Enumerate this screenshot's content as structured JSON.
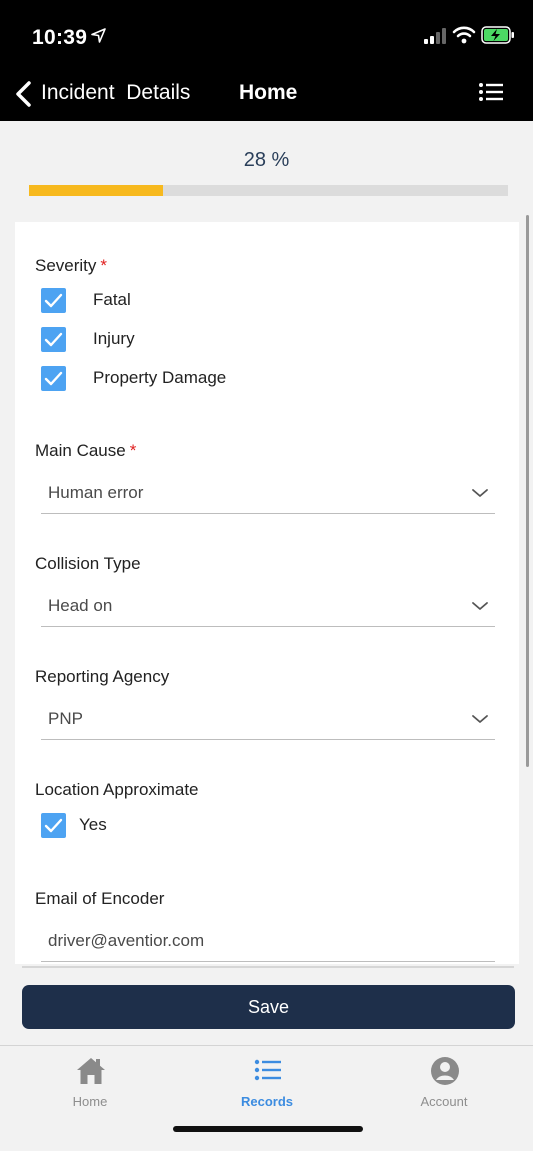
{
  "status_bar": {
    "time": "10:39"
  },
  "nav": {
    "back_label": "Incident  Details",
    "title": "Home"
  },
  "progress": {
    "label": "28 %",
    "value_percent": 28,
    "fill_color": "#f7b91e"
  },
  "form": {
    "severity": {
      "label": "Severity",
      "required_mark": "*",
      "options": [
        {
          "label": "Fatal",
          "checked": true
        },
        {
          "label": "Injury",
          "checked": true
        },
        {
          "label": "Property Damage",
          "checked": true
        }
      ]
    },
    "main_cause": {
      "label": "Main Cause",
      "required_mark": "*",
      "value": "Human error"
    },
    "collision_type": {
      "label": "Collision Type",
      "value": "Head on"
    },
    "reporting_agency": {
      "label": "Reporting Agency",
      "value": "PNP"
    },
    "location_approximate": {
      "label": "Location Approximate",
      "option_label": "Yes",
      "checked": true
    },
    "email_of_encoder": {
      "label": "Email of Encoder",
      "value": "driver@aventior.com"
    }
  },
  "save_label": "Save",
  "tabs": [
    {
      "label": "Home",
      "icon": "house-icon",
      "active": false
    },
    {
      "label": "Records",
      "icon": "list-icon",
      "active": true
    },
    {
      "label": "Account",
      "icon": "person-icon",
      "active": false
    }
  ],
  "colors": {
    "accent": "#3c8ce0",
    "checkbox": "#4da3f2",
    "primary_button": "#1e2f4a",
    "required": "#e02020"
  }
}
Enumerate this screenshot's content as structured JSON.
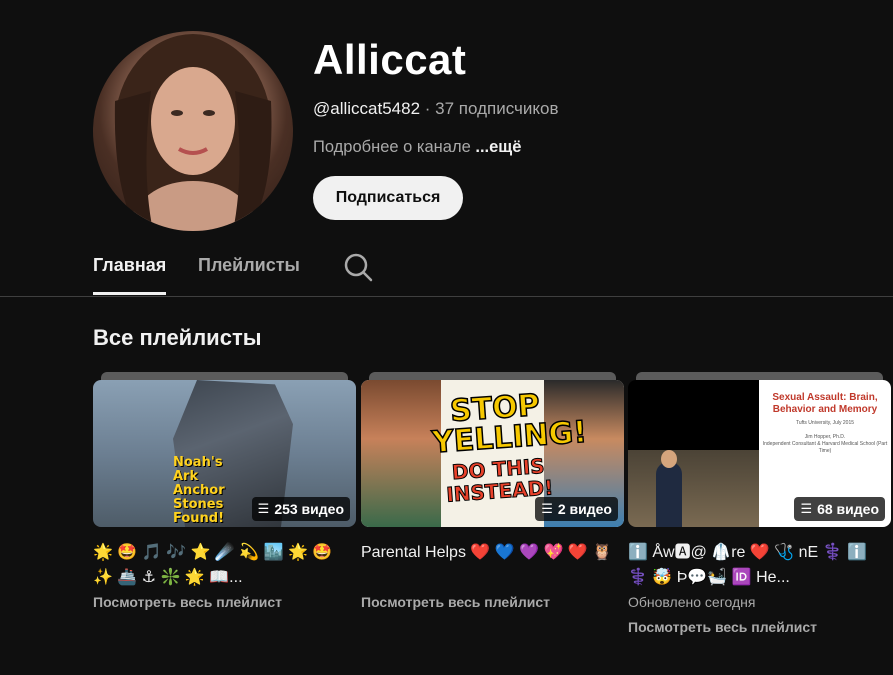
{
  "channel": {
    "name": "Alliccat",
    "handle": "@alliccat5482",
    "separator": " · ",
    "subscribers": "37 подписчиков",
    "about": "Подробнее о канале",
    "about_more": "...ещё",
    "subscribe_label": "Подписаться"
  },
  "tabs": [
    {
      "label": "Главная",
      "active": true
    },
    {
      "label": "Плейлисты",
      "active": false
    }
  ],
  "section_title": "Все плейлисты",
  "playlists": [
    {
      "title": "🌟 🤩 🎵 🎶 ⭐ ☄️ 💫 🏙️ 🌟 🤩 ✨ 🚢 ⚓ ❇️ 🌟 📖...",
      "count": "253 видео",
      "updated": "",
      "link": "Посмотреть весь плейлист",
      "thumb_text": "Noah's Ark Anchor Stones Found!"
    },
    {
      "title": "Parental Helps ❤️ 💙 💜 💖 ❤️ 🦉",
      "count": "2 видео",
      "updated": "",
      "link": "Посмотреть весь плейлист",
      "thumb_text_1": "STOP YELLING!",
      "thumb_text_2": "DO THIS INSTEAD!"
    },
    {
      "title": "ℹ️ Åw🅰@ 🥼re ❤️ 🩺 nE ⚕️ ℹ️ ⚕️ 🤯 Þ💬🛀 🆔 He...",
      "count": "68 видео",
      "updated": "Обновлено сегодня",
      "link": "Посмотреть весь плейлист",
      "slide_title": "Sexual Assault: Brain, Behavior and Memory",
      "slide_sub": "Tufts University, July 2015",
      "slide_author": "Jim Hopper, Ph.D.",
      "slide_aff": "Independent Consultant & Harvard Medical School (Part Time)"
    }
  ],
  "icons": {
    "search": "search-icon",
    "playlist": "playlist-icon"
  },
  "colors": {
    "background": "#0f0f0f",
    "text": "#f1f1f1",
    "secondary": "#aaaaaa",
    "subscribe_bg": "#f1f1f1"
  }
}
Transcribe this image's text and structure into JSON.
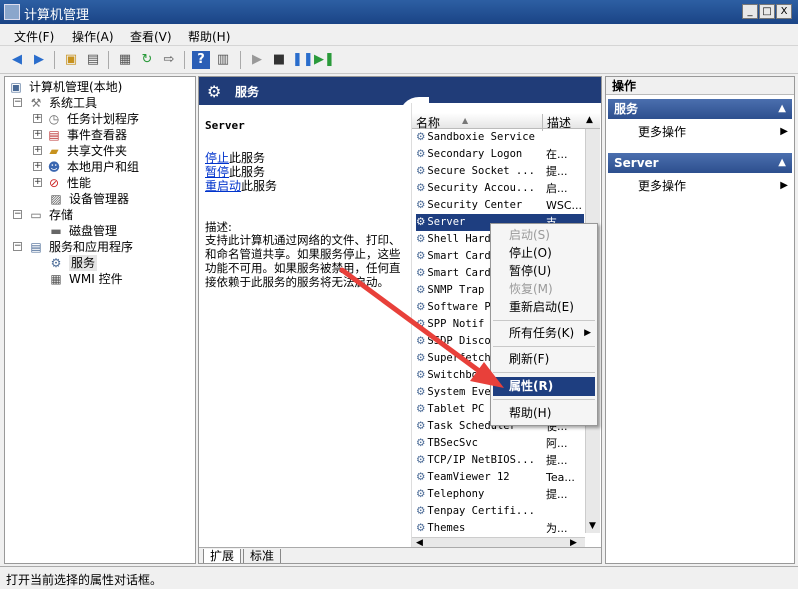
{
  "window": {
    "title": "计算机管理",
    "min": "_",
    "max": "□",
    "close": "X"
  },
  "menu": [
    "文件(F)",
    "操作(A)",
    "查看(V)",
    "帮助(H)"
  ],
  "tree": {
    "root": "计算机管理(本地)",
    "system_tools": "系统工具",
    "task_scheduler": "任务计划程序",
    "event_viewer": "事件查看器",
    "shared_folders": "共享文件夹",
    "local_users": "本地用户和组",
    "performance": "性能",
    "device_manager": "设备管理器",
    "storage": "存储",
    "disk_mgmt": "磁盘管理",
    "services_apps": "服务和应用程序",
    "services": "服务",
    "wmi": "WMI 控件"
  },
  "center": {
    "header": "服务",
    "service_name": "Server",
    "stop_link": "停止",
    "stop_suffix": "此服务",
    "pause_link": "暂停",
    "pause_suffix": "此服务",
    "restart_link": "重启动",
    "restart_suffix": "此服务",
    "desc_label": "描述:",
    "desc_text": "支持此计算机通过网络的文件、打印、和命名管道共享。如果服务停止，这些功能不可用。如果服务被禁用，任何直接依赖于此服务的服务将无法启动。",
    "col_name": "名称",
    "col_desc": "描述",
    "tab_extended": "扩展",
    "tab_standard": "标准"
  },
  "services": [
    {
      "name": "Sandboxie Service",
      "desc": ""
    },
    {
      "name": "Secondary Logon",
      "desc": "在..."
    },
    {
      "name": "Secure Socket ...",
      "desc": "提..."
    },
    {
      "name": "Security Accou...",
      "desc": "启..."
    },
    {
      "name": "Security Center",
      "desc": "WSC..."
    },
    {
      "name": "Server",
      "desc": "支..."
    },
    {
      "name": "Shell Hard",
      "desc": ""
    },
    {
      "name": "Smart Card",
      "desc": ""
    },
    {
      "name": "Smart Card",
      "desc": ""
    },
    {
      "name": "SNMP Trap",
      "desc": ""
    },
    {
      "name": "Software P",
      "desc": ""
    },
    {
      "name": "SPP Notif",
      "desc": ""
    },
    {
      "name": "SSDP Disco",
      "desc": ""
    },
    {
      "name": "Superfetch",
      "desc": ""
    },
    {
      "name": "Switchboard",
      "desc": ""
    },
    {
      "name": "System Eve",
      "desc": ""
    },
    {
      "name": "Tablet PC",
      "desc": ""
    },
    {
      "name": "Task Scheduler",
      "desc": "使..."
    },
    {
      "name": "TBSecSvc",
      "desc": "阿..."
    },
    {
      "name": "TCP/IP NetBIOS...",
      "desc": "提..."
    },
    {
      "name": "TeamViewer 12",
      "desc": "Tea..."
    },
    {
      "name": "Telephony",
      "desc": "提..."
    },
    {
      "name": "Tenpay Certifi...",
      "desc": ""
    },
    {
      "name": "Themes",
      "desc": "为..."
    }
  ],
  "context_menu": {
    "start": "启动(S)",
    "stop": "停止(O)",
    "pause": "暂停(U)",
    "resume": "恢复(M)",
    "restart": "重新启动(E)",
    "all_tasks": "所有任务(K)",
    "refresh": "刷新(F)",
    "properties": "属性(R)",
    "help": "帮助(H)"
  },
  "actions": {
    "header": "操作",
    "section1": "服务",
    "more1": "更多操作",
    "section2": "Server",
    "more2": "更多操作"
  },
  "status": "打开当前选择的属性对话框。",
  "colors": {
    "title_bar": "#1a4486",
    "selection": "#1e3e80",
    "arrow": "#e8403a"
  }
}
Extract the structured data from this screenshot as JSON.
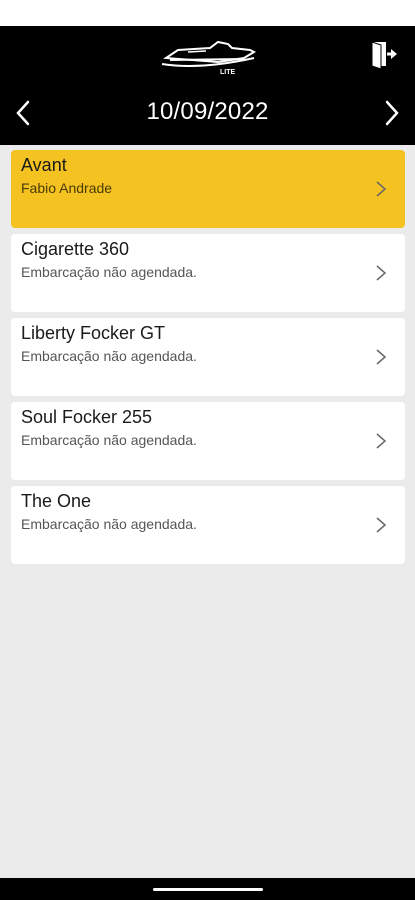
{
  "header": {
    "logo_icon": "speedboat-logo",
    "logo_text": "LITE",
    "exit_icon": "logout-icon"
  },
  "date_nav": {
    "date": "10/09/2022",
    "prev_icon": "chevron-left-icon",
    "next_icon": "chevron-right-icon"
  },
  "boats": [
    {
      "name": "Avant",
      "status": "Fabio Andrade",
      "active": true
    },
    {
      "name": "Cigarette 360",
      "status": "Embarcação não agendada.",
      "active": false
    },
    {
      "name": "Liberty Focker GT",
      "status": "Embarcação não agendada.",
      "active": false
    },
    {
      "name": "Soul Focker 255",
      "status": "Embarcação não agendada.",
      "active": false
    },
    {
      "name": "The One",
      "status": "Embarcação não agendada.",
      "active": false
    }
  ],
  "colors": {
    "header_bg": "#000000",
    "active_card": "#f4c321",
    "page_bg": "#ebebeb"
  }
}
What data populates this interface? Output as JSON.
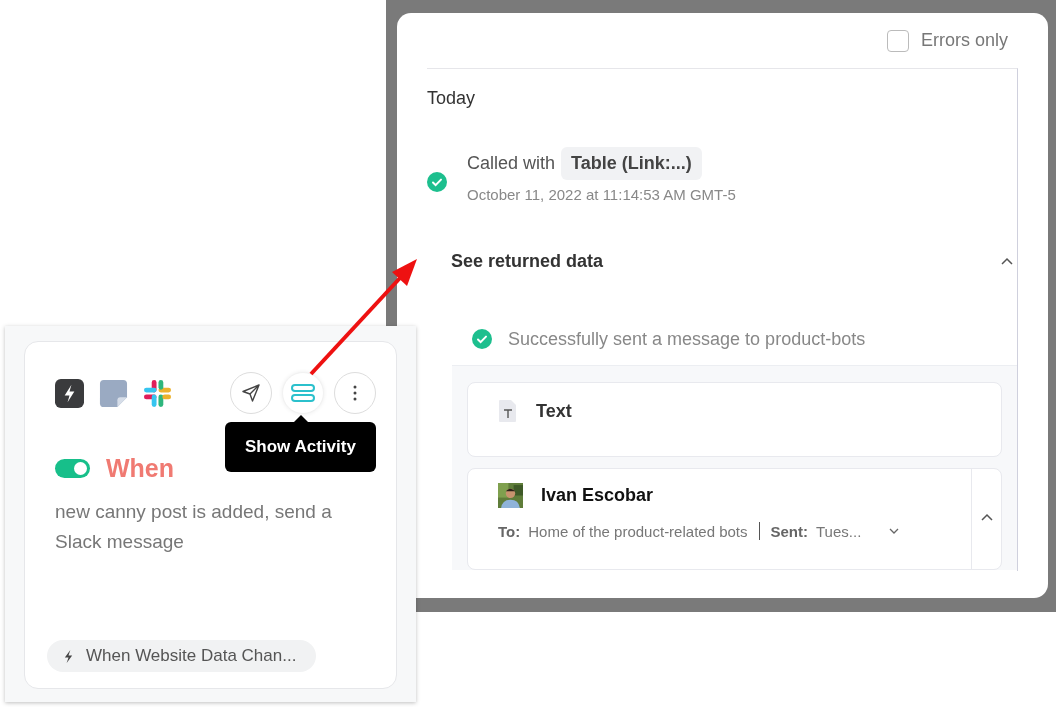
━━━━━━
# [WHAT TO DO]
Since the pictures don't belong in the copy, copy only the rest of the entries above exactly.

# [ANSWER TO THE PROBLEM]
Enumerate this screenshot's content as structured JSON.
{
  "status_bar": {
    "time": "10:39"
  },
  "nav": {
    "back_label": "Incident  Details",
    "title": "Home"
  },
  "progress": {
    "label": "28 %",
    "value_percent": 28,
    "fill_color": "#f7b91e"
  },
  "form": {
    "severity": {
      "label": "Severity",
      "required_mark": "*",
      "options": [
        {
          "label": "Fatal",
          "checked": true
        },
        {
          "label": "Injury",
          "checked": true
        },
        {
          "label": "Property Damage",
          "checked": true
        }
      ]
    },
    "main_cause": {
      "label": "Main Cause",
      "required_mark": "*",
      "value": "Human error"
    },
    "collision_type": {
      "label": "Collision Type",
      "value": "Head on"
    },
    "reporting_agency": {
      "label": "Reporting Agency",
      "value": "PNP"
    },
    "location_approximate": {
      "label": "Location Approximate",
      "option_label": "Yes",
      "checked": true
    },
    "email_of_encoder": {
      "label": "Email of Encoder",
      "value": "driver@aventior.com"
    }
  },
  "save_label": "Save",
  "tabs": [
    {
      "label": "Home",
      "icon": "house-icon",
      "active": false
    },
    {
      "label": "Records",
      "icon": "list-icon",
      "active": true
    },
    {
      "label": "Account",
      "icon": "person-icon",
      "active": false
    }
  ],
  "colors": {
    "accent": "#3c8ce0",
    "checkbox": "#4da3f2",
    "primary_button": "#1e2f4a",
    "required": "#e02020"
  }
}
Enumerate this screenshot's content as structured JSON.
{
  "channel": {
    "name": "Alliccat",
    "handle": "@alliccat5482",
    "separator": " · ",
    "subscribers": "37 подписчиков",
    "about": "Подробнее о канале",
    "about_more": "...ещё",
    "subscribe_label": "Подписаться"
  },
  "tabs": [
    {
      "label": "Главная",
      "active": true
    },
    {
      "label": "Плейлисты",
      "active": false
    }
  ],
  "section_title": "Все плейлисты",
  "playlists": [
    {
      "title": "🌟 🤩 🎵 🎶 ⭐ ☄️ 💫 🏙️ 🌟 🤩 ✨ 🚢 ⚓ ❇️ 🌟 📖...",
      "count": "253 видео",
      "updated": "",
      "link": "Посмотреть весь плейлист",
      "thumb_text": "Noah's Ark Anchor Stones Found!"
    },
    {
      "title": "Parental Helps ❤️ 💙 💜 💖 ❤️ 🦉",
      "count": "2 видео",
      "updated": "",
      "link": "Посмотреть весь плейлист",
      "thumb_text_1": "STOP YELLING!",
      "thumb_text_2": "DO THIS INSTEAD!"
    },
    {
      "title": "ℹ️ Åw🅰@ 🥼re ❤️ 🩺 nE ⚕️ ℹ️ ⚕️ 🤯 Þ💬🛀 🆔 He...",
      "count": "68 видео",
      "updated": "Обновлено сегодня",
      "link": "Посмотреть весь плейлист",
      "slide_title": "Sexual Assault: Brain, Behavior and Memory",
      "slide_sub": "Tufts University, July 2015",
      "slide_author": "Jim Hopper, Ph.D.",
      "slide_aff": "Independent Consultant & Harvard Medical School (Part Time)"
    }
  ],
  "icons": {
    "search": "search-icon",
    "playlist": "playlist-icon"
  },
  "colors": {
    "background": "#0f0f0f",
    "text": "#f1f1f1",
    "secondary": "#aaaaaa",
    "subscribe_bg": "#f1f1f1"
  }
}
Transcribe this image's text and structure into JSON.
{
  "window": {
    "title": "计算机管理",
    "min": "_",
    "max": "□",
    "close": "X"
  },
  "menu": [
    "文件(F)",
    "操作(A)",
    "查看(V)",
    "帮助(H)"
  ],
  "tree": {
    "root": "计算机管理(本地)",
    "system_tools": "系统工具",
    "task_scheduler": "任务计划程序",
    "event_viewer": "事件查看器",
    "shared_folders": "共享文件夹",
    "local_users": "本地用户和组",
    "performance": "性能",
    "device_manager": "设备管理器",
    "storage": "存储",
    "disk_mgmt": "磁盘管理",
    "services_apps": "服务和应用程序",
    "services": "服务",
    "wmi": "WMI 控件"
  },
  "center": {
    "header": "服务",
    "service_name": "Server",
    "stop_link": "停止",
    "stop_suffix": "此服务",
    "pause_link": "暂停",
    "pause_suffix": "此服务",
    "restart_link": "重启动",
    "restart_suffix": "此服务",
    "desc_label": "描述:",
    "desc_text": "支持此计算机通过网络的文件、打印、和命名管道共享。如果服务停止，这些功能不可用。如果服务被禁用，任何直接依赖于此服务的服务将无法启动。",
    "col_name": "名称",
    "col_desc": "描述",
    "tab_extended": "扩展",
    "tab_standard": "标准"
  },
  "services": [
    {
      "name": "Sandboxie Service",
      "desc": ""
    },
    {
      "name": "Secondary Logon",
      "desc": "在..."
    },
    {
      "name": "Secure Socket ...",
      "desc": "提..."
    },
    {
      "name": "Security Accou...",
      "desc": "启..."
    },
    {
      "name": "Security Center",
      "desc": "WSC..."
    },
    {
      "name": "Server",
      "desc": "支..."
    },
    {
      "name": "Shell Hard",
      "desc": ""
    },
    {
      "name": "Smart Card",
      "desc": ""
    },
    {
      "name": "Smart Card",
      "desc": ""
    },
    {
      "name": "SNMP Trap",
      "desc": ""
    },
    {
      "name": "Software P",
      "desc": ""
    },
    {
      "name": "SPP Notif",
      "desc": ""
    },
    {
      "name": "SSDP Disco",
      "desc": ""
    },
    {
      "name": "Superfetch",
      "desc": ""
    },
    {
      "name": "Switchboard",
      "desc": ""
    },
    {
      "name": "System Eve",
      "desc": ""
    },
    {
      "name": "Tablet PC",
      "desc": ""
    },
    {
      "name": "Task Scheduler",
      "desc": "使..."
    },
    {
      "name": "TBSecSvc",
      "desc": "阿..."
    },
    {
      "name": "TCP/IP NetBIOS...",
      "desc": "提..."
    },
    {
      "name": "TeamViewer 12",
      "desc": "Tea..."
    },
    {
      "name": "Telephony",
      "desc": "提..."
    },
    {
      "name": "Tenpay Certifi...",
      "desc": ""
    },
    {
      "name": "Themes",
      "desc": "为..."
    }
  ],
  "context_menu": {
    "start": "启动(S)",
    "stop": "停止(O)",
    "pause": "暂停(U)",
    "resume": "恢复(M)",
    "restart": "重新启动(E)",
    "all_tasks": "所有任务(K)",
    "refresh": "刷新(F)",
    "properties": "属性(R)",
    "help": "帮助(H)"
  },
  "actions": {
    "header": "操作",
    "section1": "服务",
    "more1": "更多操作",
    "section2": "Server",
    "more2": "更多操作"
  },
  "status": "打开当前选择的属性对话框。",
  "colors": {
    "title_bar": "#1a4486",
    "selection": "#1e3e80",
    "arrow": "#e8403a"
  }
}
Extract the structured data from this screenshot as JSON.
{
  "header": {
    "logo_icon": "speedboat-logo",
    "logo_text": "LITE",
    "exit_icon": "logout-icon"
  },
  "date_nav": {
    "date": "10/09/2022",
    "prev_icon": "chevron-left-icon",
    "next_icon": "chevron-right-icon"
  },
  "boats": [
    {
      "name": "Avant",
      "status": "Fabio Andrade",
      "active": true
    },
    {
      "name": "Cigarette 360",
      "status": "Embarcação não agendada.",
      "active": false
    },
    {
      "name": "Liberty Focker GT",
      "status": "Embarcação não agendada.",
      "active": false
    },
    {
      "name": "Soul Focker 255",
      "status": "Embarcação não agendada.",
      "active": false
    },
    {
      "name": "The One",
      "status": "Embarcação não agendada.",
      "active": false
    }
  ],
  "colors": {
    "header_bg": "#000000",
    "active_card": "#f4c321",
    "page_bg": "#ebebeb"
  }
}
What data populates this interface? Output as JSON.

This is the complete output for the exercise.